• EXERCISE DETAILS:
The string "Shift" may appear in lines of the data; report how many lines contain it, with no other output.
════════════════════
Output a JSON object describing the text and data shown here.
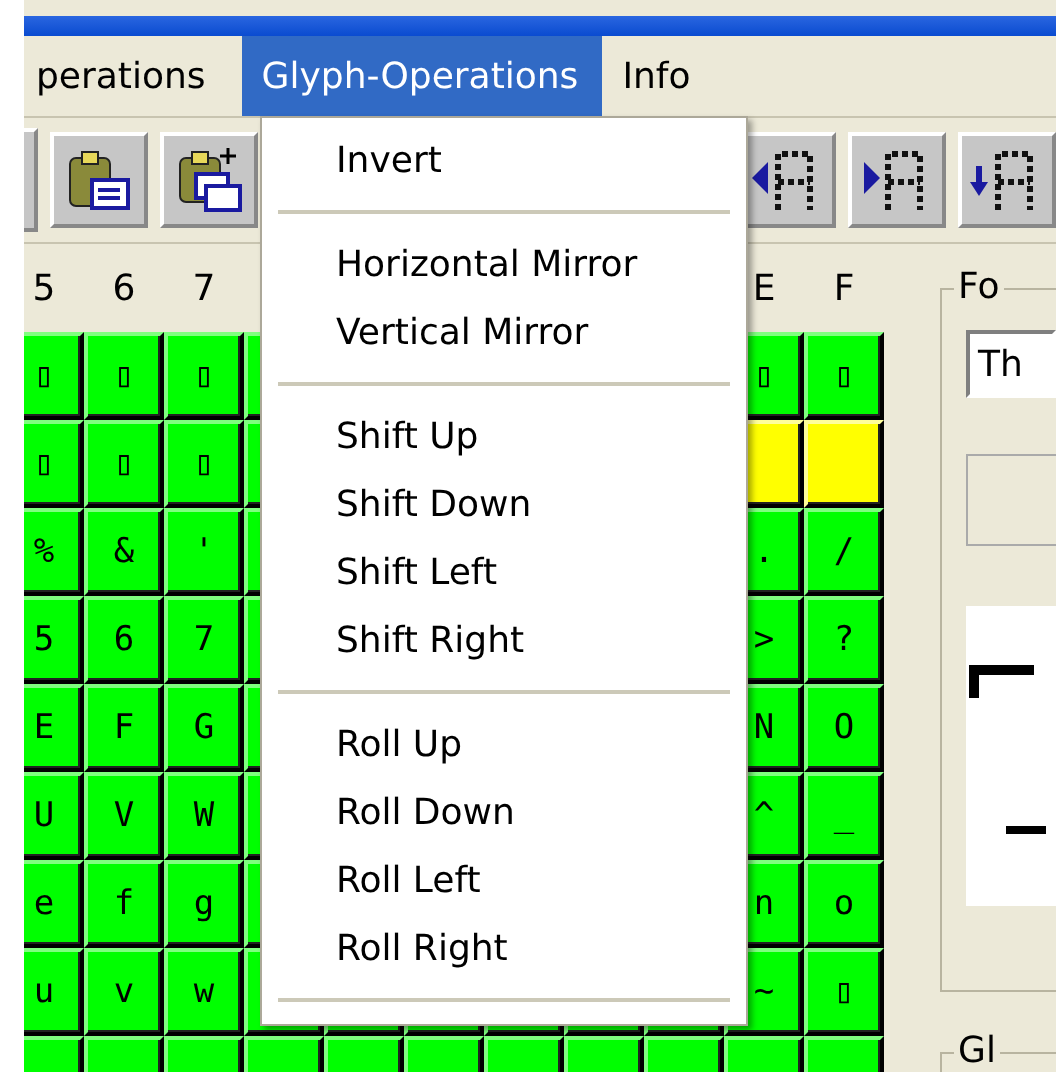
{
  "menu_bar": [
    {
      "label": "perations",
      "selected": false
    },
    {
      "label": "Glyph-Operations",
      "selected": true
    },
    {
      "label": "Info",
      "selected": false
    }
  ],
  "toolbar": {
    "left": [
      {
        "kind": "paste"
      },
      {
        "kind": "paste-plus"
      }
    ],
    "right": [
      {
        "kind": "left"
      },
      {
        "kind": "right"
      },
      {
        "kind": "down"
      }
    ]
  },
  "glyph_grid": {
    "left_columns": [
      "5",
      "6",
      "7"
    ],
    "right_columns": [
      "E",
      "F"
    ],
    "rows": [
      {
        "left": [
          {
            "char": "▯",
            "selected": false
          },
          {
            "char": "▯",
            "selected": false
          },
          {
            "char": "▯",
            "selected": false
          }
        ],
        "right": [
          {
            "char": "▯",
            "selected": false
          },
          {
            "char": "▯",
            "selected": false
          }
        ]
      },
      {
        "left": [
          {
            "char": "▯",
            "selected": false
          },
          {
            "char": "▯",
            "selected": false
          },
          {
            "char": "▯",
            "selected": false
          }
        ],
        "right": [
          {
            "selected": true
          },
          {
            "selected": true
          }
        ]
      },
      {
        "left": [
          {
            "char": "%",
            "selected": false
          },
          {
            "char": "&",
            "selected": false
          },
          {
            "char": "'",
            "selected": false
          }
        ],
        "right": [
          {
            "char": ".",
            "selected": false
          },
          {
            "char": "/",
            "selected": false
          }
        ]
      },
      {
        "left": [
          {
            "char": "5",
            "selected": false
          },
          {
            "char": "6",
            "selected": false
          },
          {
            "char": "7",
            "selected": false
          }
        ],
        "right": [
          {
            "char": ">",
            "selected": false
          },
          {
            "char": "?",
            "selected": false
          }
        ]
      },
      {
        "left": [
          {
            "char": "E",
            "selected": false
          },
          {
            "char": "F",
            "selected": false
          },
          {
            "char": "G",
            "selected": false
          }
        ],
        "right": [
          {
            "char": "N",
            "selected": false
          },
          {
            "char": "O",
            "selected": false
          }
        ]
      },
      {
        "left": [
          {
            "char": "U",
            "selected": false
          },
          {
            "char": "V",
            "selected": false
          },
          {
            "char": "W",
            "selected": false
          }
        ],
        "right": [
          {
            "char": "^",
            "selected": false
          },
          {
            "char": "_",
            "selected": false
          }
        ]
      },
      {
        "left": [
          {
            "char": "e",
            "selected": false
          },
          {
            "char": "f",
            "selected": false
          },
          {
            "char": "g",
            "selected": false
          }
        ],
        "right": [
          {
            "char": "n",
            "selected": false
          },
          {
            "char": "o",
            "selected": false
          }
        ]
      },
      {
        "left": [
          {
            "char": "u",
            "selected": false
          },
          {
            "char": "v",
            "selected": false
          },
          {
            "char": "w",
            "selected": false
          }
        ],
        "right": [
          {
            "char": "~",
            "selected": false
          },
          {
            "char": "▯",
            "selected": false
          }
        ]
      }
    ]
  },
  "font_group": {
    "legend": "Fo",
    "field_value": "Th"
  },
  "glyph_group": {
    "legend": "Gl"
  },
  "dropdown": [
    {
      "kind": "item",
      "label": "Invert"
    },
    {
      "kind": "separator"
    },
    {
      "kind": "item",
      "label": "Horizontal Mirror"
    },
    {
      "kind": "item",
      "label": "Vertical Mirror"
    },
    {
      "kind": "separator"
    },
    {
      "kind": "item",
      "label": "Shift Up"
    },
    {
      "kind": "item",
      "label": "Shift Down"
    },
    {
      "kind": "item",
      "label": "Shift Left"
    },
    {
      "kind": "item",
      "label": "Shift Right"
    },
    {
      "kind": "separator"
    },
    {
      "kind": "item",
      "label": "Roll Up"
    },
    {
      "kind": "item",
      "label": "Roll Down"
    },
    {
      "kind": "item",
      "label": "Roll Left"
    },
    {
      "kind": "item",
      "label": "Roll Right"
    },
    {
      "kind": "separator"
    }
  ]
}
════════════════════
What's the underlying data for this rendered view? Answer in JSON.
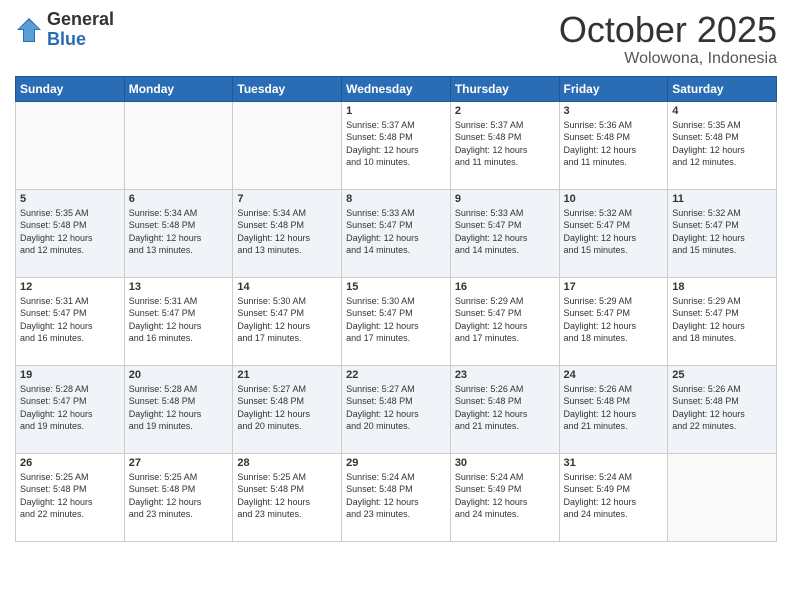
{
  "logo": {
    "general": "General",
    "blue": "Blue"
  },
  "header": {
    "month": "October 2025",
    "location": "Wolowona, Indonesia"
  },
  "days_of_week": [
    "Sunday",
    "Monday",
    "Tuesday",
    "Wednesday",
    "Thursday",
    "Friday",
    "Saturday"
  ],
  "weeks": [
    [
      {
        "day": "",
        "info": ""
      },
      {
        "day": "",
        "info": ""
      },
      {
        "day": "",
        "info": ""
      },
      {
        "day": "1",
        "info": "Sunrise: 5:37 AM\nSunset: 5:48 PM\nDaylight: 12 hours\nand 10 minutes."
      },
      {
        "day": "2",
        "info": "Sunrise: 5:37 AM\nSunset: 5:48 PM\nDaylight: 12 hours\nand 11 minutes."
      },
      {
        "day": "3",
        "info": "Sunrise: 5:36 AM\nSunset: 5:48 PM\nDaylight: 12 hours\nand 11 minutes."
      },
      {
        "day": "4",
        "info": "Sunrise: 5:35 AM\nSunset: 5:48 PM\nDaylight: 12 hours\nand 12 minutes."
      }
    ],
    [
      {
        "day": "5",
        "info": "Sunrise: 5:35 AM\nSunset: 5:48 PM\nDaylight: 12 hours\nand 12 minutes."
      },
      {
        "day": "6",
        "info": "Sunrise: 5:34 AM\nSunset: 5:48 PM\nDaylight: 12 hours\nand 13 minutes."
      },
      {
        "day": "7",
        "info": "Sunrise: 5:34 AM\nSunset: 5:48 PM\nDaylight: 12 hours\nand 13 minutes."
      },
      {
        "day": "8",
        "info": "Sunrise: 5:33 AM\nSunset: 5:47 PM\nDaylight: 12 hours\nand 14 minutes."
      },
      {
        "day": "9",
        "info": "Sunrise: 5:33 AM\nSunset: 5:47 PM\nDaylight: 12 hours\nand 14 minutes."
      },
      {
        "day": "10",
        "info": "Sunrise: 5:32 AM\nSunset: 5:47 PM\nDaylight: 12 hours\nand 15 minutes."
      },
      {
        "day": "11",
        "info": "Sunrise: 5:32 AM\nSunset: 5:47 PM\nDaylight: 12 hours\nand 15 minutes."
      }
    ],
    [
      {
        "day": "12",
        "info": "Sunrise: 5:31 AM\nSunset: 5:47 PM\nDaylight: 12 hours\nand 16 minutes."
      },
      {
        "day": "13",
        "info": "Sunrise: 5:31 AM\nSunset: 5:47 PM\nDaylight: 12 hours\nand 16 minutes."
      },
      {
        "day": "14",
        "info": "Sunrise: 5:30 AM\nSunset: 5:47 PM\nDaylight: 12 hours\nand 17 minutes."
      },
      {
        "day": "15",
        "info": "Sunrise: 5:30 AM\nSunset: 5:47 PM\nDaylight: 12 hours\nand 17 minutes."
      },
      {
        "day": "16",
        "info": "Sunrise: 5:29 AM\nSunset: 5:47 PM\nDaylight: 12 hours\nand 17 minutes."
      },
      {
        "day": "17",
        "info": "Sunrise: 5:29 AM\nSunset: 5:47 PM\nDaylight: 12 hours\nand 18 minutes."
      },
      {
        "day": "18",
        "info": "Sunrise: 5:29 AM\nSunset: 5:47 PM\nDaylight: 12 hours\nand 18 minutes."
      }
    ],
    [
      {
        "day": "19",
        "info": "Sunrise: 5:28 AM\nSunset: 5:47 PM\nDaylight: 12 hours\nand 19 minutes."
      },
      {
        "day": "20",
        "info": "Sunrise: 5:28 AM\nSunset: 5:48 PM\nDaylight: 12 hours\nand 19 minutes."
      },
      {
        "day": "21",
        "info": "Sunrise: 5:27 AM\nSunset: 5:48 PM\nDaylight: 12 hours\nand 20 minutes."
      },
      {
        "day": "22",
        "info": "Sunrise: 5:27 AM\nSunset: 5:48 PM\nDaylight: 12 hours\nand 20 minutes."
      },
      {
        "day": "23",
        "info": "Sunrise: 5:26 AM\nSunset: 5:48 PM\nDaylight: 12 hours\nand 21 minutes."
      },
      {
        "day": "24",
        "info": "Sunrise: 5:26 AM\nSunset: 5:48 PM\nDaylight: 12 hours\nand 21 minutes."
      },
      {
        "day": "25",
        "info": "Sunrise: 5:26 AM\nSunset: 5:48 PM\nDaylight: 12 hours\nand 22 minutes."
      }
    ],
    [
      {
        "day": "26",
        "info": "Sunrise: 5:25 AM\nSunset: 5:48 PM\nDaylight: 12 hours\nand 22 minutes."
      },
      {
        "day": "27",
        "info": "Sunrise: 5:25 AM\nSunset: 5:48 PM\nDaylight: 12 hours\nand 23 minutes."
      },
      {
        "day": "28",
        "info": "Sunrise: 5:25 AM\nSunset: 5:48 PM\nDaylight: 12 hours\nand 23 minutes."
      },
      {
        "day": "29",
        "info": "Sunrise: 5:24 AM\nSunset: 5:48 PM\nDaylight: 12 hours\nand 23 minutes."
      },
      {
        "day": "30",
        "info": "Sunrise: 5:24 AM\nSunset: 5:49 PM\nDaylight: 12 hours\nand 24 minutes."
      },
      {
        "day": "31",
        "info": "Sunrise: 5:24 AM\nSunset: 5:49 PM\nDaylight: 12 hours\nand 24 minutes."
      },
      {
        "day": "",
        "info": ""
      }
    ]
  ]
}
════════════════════
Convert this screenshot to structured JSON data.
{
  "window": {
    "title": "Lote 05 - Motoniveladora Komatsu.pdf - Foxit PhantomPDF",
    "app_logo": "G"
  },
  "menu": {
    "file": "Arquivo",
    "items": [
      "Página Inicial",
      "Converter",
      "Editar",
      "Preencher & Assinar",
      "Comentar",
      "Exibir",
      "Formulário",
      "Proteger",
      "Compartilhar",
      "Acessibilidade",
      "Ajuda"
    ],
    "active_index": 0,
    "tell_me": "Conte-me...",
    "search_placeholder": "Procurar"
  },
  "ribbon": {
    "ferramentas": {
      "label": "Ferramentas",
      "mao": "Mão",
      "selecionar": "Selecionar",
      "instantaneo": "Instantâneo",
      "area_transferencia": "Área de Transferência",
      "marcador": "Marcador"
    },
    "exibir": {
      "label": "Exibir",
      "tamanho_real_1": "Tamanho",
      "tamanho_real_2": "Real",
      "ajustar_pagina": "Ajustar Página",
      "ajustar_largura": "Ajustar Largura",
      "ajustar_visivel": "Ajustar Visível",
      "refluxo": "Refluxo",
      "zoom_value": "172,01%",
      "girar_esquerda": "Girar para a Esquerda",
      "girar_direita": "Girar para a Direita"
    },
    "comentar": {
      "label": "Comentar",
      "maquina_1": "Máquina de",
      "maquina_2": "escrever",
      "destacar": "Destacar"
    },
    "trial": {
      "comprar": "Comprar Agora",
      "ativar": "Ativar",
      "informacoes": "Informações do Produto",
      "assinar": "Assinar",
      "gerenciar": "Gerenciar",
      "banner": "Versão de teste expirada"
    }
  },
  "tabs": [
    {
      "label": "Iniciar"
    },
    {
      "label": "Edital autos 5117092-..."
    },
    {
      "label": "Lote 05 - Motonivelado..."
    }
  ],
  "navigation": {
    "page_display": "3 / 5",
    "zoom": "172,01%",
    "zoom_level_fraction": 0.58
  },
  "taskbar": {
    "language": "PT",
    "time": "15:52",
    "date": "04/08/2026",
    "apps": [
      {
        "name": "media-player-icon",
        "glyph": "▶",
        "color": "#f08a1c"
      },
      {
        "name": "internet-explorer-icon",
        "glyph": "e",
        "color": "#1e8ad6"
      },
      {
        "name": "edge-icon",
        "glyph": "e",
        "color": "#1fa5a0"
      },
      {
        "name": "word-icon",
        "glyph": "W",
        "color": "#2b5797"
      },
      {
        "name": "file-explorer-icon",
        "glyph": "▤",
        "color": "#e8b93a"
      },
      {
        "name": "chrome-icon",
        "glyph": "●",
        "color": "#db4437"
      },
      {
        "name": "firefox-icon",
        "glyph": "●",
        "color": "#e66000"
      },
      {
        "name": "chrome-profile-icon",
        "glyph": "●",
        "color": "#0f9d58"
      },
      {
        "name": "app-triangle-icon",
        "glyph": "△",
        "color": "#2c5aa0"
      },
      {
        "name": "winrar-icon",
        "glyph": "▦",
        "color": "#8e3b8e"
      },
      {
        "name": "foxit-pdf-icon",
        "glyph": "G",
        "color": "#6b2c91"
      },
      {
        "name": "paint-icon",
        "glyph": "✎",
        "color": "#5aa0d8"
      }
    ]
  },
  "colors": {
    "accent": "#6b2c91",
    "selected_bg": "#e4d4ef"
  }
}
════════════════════
• EXERCISE RESPONSE:
4